He’s concerned about his ability to help support his infant son as well as his fiancee, Breanna Bebernick, and her two children, Jayce, 7, and Ashtyn, 5.
“We weren’t prepared for any of this stuff,” Kenny said.
He’s already cashed out a 401(k) plan to help pay bills. “It’s scary,” Kenny said.
Kenny’s got a long road ahead of him.
His chemotherapy is expected to last for six to nine months. His cycle consists of two days of treatment at Michigan Medicine (University of Michigan hospital) in Ann Arbor, followed by a two-week break, then five straight days of treatment and another two-week break.
Kenny is quite concerned about how the chemotherapy is going to affect him and his ability to work at both LIFT and his side business, Kenny’s Quality Deck Restoration and Home Improvements.
Referring to the latter, he said, “I have lots of work to do right now for that company, but I can’t do it. I have a whole house to remodel.”
Fortunately, the homeowner has been very understanding, Kenny added, but depending on his health, he might “end up having to contract a lot of (the work) out” and “pretty much not make anything off of it.”
Kenny said the first two days of chemotherapy “knocked” him on his “butt” and put him “out of commission” for “seven straight days.”
“It was a living hell,” said Kenny, who began his first five-day treatment on Jan. 8.
He noted “it’s easy to stay positive,” as everyone has been telling him to do, when he’s feeling good, but once the side effects of the chemotherapy hit, “there’s absolutely nothing you can do to feel better.”
“You feel like hell,” Kenny said. “I didn’t know that a human could possibly feel that miserable. It sucks the life out of you. It really does.”
For more information about the Feb. 16 fund-raiser for Kenny or to make a donation, contact Arbeiter by calling (248) 506-5991 or sending an email to email@example.com.

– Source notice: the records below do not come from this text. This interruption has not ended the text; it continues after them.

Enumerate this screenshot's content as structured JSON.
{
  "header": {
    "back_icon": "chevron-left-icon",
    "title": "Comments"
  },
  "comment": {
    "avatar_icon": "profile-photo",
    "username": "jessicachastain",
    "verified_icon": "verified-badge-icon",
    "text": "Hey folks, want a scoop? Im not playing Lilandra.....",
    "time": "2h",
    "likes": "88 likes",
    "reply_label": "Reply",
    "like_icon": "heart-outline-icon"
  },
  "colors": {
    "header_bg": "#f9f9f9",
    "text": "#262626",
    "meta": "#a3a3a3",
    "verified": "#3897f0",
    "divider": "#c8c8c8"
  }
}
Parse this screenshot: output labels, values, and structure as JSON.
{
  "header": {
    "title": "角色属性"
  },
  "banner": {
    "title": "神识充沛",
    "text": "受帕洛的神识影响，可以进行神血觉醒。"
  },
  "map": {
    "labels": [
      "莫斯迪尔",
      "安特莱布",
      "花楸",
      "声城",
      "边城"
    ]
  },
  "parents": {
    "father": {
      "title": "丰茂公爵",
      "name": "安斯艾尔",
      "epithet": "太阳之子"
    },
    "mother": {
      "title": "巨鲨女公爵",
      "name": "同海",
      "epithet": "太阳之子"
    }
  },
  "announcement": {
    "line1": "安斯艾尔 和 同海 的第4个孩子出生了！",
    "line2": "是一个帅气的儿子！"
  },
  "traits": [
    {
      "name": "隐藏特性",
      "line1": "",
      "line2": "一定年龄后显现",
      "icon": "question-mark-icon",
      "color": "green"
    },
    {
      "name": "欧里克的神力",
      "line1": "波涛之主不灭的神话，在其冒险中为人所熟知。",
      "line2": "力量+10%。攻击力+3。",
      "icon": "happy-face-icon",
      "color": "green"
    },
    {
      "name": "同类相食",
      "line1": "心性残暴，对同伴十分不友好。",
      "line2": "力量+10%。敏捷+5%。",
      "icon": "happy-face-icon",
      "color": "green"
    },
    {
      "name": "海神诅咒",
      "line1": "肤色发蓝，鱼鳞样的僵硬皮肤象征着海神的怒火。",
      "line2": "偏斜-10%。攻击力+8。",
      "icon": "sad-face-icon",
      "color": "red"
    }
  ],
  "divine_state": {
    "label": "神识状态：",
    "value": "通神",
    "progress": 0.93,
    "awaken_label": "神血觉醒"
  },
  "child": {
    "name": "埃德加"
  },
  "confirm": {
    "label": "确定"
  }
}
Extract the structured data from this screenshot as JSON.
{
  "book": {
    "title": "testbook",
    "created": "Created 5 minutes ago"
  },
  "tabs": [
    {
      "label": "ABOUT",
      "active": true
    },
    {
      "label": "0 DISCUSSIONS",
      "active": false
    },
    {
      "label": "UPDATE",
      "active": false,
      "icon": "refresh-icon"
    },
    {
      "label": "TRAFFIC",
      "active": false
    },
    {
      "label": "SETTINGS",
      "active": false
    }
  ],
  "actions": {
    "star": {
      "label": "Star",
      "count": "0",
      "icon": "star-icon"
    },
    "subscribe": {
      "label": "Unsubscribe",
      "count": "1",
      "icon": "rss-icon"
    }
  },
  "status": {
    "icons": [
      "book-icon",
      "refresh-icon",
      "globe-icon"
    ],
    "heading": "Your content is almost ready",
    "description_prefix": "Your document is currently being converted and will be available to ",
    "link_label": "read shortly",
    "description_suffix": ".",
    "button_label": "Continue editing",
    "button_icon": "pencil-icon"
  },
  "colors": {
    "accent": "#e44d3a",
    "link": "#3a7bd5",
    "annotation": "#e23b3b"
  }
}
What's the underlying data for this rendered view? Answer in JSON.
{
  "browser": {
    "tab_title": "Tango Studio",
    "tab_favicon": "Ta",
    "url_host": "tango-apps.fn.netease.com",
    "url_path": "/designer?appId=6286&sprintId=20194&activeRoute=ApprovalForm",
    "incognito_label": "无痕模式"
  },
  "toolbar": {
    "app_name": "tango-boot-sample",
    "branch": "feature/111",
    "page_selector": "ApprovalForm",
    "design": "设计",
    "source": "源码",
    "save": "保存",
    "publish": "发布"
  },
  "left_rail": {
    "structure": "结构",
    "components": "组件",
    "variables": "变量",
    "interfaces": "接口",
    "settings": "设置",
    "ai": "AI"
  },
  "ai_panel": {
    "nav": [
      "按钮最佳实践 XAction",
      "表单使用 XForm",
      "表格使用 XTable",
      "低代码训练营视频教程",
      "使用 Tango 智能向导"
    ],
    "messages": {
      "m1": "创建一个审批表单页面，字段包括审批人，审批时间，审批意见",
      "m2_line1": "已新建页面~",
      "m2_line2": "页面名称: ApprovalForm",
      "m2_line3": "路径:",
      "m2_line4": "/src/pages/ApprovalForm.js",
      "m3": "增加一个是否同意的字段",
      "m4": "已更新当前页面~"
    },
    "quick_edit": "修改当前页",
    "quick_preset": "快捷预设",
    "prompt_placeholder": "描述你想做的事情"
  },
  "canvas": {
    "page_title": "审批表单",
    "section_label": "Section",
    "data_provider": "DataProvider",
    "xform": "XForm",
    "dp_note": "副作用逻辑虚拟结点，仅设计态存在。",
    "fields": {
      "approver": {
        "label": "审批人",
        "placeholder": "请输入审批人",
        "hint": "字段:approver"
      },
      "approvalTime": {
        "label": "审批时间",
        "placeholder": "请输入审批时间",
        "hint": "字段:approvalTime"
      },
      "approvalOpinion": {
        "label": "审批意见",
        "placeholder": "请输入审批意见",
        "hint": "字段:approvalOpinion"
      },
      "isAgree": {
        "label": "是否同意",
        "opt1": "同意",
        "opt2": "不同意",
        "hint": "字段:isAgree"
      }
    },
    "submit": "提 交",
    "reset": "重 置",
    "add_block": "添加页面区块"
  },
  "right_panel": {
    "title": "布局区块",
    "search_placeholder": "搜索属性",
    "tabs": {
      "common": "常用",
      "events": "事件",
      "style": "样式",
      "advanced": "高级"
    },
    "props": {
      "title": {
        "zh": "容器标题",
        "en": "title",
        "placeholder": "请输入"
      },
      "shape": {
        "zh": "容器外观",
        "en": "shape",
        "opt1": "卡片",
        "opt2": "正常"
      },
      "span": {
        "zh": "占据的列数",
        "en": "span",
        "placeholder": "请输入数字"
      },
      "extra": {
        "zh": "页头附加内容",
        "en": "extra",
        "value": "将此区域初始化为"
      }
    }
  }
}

“I just want to say thank you to everybody that’s helping out. It means the world to our family,” Kenny said. “I’m blessed. God bless everyone for helping us.”